Over the twenty years of our work in recovering dye recipes on Bali, Threads of Life and the Bebali Foundation have successfully revived the natural-dye production of the red cepuk textile on Nusa Penida and the black-and-white poleng cloth in Karangasem. These cloths, collectively referred to as Bebali, are now supported by the local community and are purchased for rituals.
Another group of less striking Bebali are woven with stripes and checks on continuous warp backstrap looms and used with uncut warps. The uncut warp indicates the cycles of life and these cloths were used in the past for life transition ceremonies such as a baby’s three-month ceremony, an adolescent’s tooth filing ceremony, and for death rituals.

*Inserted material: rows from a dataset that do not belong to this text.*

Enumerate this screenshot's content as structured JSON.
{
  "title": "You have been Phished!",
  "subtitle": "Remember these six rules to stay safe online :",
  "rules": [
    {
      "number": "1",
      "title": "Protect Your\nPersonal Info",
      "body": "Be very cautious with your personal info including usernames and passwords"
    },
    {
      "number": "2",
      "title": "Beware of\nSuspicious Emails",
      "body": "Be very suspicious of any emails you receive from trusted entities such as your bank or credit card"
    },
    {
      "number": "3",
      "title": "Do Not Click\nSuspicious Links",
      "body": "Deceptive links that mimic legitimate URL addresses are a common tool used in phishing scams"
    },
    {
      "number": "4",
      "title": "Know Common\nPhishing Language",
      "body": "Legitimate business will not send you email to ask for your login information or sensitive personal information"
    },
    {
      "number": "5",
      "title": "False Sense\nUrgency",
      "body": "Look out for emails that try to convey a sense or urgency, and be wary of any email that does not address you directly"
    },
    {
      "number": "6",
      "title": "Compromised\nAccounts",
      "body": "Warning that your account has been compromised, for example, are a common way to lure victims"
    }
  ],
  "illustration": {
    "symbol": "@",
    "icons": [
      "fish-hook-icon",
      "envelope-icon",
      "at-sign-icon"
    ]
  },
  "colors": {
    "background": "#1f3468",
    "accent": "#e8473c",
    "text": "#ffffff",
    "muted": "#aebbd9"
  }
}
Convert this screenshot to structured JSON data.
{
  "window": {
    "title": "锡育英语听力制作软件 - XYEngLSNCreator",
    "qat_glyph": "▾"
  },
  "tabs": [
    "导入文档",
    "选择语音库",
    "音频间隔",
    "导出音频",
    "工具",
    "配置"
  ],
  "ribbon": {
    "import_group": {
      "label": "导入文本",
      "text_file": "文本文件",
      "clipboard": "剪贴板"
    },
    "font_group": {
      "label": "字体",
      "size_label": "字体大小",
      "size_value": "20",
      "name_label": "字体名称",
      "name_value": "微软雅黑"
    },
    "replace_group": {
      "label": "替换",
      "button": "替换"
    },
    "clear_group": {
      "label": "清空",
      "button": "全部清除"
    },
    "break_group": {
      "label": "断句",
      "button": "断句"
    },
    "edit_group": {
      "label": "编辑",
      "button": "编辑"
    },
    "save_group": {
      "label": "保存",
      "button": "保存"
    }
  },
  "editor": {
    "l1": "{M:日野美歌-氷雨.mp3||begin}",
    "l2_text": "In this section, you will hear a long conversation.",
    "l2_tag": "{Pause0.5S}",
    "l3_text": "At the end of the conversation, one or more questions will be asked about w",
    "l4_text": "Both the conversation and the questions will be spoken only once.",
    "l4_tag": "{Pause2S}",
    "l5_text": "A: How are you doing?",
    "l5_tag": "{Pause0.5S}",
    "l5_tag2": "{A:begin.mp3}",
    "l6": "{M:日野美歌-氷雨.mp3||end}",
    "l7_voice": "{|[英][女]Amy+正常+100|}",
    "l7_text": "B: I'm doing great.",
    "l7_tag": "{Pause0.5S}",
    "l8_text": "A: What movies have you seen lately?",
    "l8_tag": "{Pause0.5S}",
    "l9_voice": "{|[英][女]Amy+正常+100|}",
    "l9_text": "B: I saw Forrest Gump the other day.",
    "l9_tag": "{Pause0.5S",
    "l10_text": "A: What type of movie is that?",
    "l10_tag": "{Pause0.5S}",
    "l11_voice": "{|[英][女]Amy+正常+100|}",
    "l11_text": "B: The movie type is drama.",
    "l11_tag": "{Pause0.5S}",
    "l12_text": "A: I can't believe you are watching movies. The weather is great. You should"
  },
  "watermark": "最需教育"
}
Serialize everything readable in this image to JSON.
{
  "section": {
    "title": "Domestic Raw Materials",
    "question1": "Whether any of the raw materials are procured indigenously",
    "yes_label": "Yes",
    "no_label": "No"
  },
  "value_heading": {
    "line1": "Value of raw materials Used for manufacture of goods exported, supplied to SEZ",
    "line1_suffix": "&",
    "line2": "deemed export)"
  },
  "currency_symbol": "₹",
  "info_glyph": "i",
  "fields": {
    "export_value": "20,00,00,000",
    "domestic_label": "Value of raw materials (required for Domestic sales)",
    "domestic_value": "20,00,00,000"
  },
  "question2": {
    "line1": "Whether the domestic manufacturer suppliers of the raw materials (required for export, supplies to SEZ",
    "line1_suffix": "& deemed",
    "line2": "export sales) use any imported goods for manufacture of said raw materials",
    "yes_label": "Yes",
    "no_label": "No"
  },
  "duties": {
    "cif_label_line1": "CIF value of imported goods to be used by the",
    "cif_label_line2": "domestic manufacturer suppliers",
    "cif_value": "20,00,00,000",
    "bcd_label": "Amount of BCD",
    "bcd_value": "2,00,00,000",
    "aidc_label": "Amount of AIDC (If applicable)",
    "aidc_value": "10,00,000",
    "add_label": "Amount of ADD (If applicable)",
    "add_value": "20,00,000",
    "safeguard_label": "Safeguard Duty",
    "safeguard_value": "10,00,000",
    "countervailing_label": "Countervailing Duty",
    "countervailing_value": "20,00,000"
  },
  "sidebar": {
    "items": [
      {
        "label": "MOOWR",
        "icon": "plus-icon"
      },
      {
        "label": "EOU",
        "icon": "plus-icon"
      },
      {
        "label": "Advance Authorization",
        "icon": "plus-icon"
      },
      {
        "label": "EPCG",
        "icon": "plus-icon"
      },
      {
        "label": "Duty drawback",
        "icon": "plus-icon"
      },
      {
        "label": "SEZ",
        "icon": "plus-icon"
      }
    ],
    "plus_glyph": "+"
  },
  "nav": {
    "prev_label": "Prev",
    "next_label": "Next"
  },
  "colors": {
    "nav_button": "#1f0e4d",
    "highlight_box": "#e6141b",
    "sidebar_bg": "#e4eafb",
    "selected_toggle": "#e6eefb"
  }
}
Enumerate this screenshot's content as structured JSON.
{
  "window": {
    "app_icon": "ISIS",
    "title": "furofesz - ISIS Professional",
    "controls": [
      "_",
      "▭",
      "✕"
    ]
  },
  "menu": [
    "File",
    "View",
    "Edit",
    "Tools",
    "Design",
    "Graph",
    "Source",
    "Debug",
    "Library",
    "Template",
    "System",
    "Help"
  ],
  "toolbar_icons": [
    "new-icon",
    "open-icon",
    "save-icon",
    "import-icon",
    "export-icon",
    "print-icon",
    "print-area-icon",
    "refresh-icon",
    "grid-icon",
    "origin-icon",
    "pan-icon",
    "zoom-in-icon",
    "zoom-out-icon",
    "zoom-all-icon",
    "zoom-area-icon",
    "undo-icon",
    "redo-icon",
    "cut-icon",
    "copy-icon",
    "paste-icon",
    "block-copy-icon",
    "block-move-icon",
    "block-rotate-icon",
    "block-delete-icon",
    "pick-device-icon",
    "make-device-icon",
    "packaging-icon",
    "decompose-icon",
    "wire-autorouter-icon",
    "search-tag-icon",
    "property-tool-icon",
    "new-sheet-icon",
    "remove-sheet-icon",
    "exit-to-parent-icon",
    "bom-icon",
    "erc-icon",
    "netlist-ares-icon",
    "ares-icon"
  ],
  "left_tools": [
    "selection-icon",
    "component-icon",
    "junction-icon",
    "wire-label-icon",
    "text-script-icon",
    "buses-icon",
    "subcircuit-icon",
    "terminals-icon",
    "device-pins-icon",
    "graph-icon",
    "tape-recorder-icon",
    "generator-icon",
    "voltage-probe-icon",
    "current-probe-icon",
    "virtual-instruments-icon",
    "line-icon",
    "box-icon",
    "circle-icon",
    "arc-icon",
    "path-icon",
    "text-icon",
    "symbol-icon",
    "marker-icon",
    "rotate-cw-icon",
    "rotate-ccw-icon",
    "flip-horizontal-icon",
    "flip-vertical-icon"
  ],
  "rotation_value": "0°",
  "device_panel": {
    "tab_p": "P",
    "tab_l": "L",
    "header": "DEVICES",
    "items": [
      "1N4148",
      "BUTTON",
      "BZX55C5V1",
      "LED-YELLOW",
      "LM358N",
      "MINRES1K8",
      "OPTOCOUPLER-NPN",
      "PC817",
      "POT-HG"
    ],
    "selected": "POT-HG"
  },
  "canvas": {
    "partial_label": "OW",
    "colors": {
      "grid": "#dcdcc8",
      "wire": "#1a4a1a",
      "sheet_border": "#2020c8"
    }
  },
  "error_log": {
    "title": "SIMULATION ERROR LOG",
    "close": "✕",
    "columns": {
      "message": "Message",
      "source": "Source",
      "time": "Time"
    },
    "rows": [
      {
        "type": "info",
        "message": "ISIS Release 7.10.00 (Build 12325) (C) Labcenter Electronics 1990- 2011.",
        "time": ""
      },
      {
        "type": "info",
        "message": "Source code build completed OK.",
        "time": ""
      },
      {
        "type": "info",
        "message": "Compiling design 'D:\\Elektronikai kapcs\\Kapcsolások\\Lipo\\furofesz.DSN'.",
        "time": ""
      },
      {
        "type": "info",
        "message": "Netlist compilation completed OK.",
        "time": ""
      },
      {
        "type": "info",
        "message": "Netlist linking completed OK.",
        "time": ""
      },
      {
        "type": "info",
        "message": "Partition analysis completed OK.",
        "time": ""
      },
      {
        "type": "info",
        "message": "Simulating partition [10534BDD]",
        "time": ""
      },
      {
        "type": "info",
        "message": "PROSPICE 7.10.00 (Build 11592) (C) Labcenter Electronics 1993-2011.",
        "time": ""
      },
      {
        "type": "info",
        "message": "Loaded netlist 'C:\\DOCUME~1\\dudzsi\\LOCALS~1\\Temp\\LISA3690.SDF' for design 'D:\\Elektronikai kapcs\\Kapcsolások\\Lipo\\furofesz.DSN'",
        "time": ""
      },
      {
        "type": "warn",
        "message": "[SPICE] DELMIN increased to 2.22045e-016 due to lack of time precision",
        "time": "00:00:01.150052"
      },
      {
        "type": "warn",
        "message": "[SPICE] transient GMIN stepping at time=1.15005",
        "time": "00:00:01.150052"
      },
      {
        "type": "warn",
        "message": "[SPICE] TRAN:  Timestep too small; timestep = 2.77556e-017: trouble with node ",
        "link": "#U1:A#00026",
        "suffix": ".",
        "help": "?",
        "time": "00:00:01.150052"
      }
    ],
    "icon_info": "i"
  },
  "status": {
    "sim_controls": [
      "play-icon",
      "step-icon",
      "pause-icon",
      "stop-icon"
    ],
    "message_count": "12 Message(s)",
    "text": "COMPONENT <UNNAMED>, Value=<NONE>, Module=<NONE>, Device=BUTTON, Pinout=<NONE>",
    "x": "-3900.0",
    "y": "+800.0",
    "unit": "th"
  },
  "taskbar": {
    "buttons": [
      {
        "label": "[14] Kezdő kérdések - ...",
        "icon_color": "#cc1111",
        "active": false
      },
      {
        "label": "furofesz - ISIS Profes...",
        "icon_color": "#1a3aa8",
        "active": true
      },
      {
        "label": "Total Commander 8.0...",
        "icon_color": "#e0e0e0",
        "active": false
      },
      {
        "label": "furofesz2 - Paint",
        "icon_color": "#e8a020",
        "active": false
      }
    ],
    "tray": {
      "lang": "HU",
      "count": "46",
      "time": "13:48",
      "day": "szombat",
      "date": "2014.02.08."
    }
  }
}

Over the last twenty years, the use of these textiles has been steadily abandoned as they have been replaced by polyester white cloth that has no inherent meaning and is discarded and burned after ceremonies. Thirty to fifty years ago, ceremonies were guided by a sulingih wise person who was considered to have jnana or spirit that was expressed as a strong and clear purpose to help the community understand their rituals and become closer to god-nature. Today, as fewer and fewer family members know how to perform all the parts of a ritual, these life cycle ceremonies are becoming more and more truncated and the important meaning and songs are being lost.
Taking the same course as we did in 2002, we are working to revive the important uncut-warp Bebali textiles. We are seeking funding from our friends and supporters to produce ten sets of four Bebali textiles — the rainbow Prembon, the black-and-white Atu Atu, the green Urab Kecicang, and the whit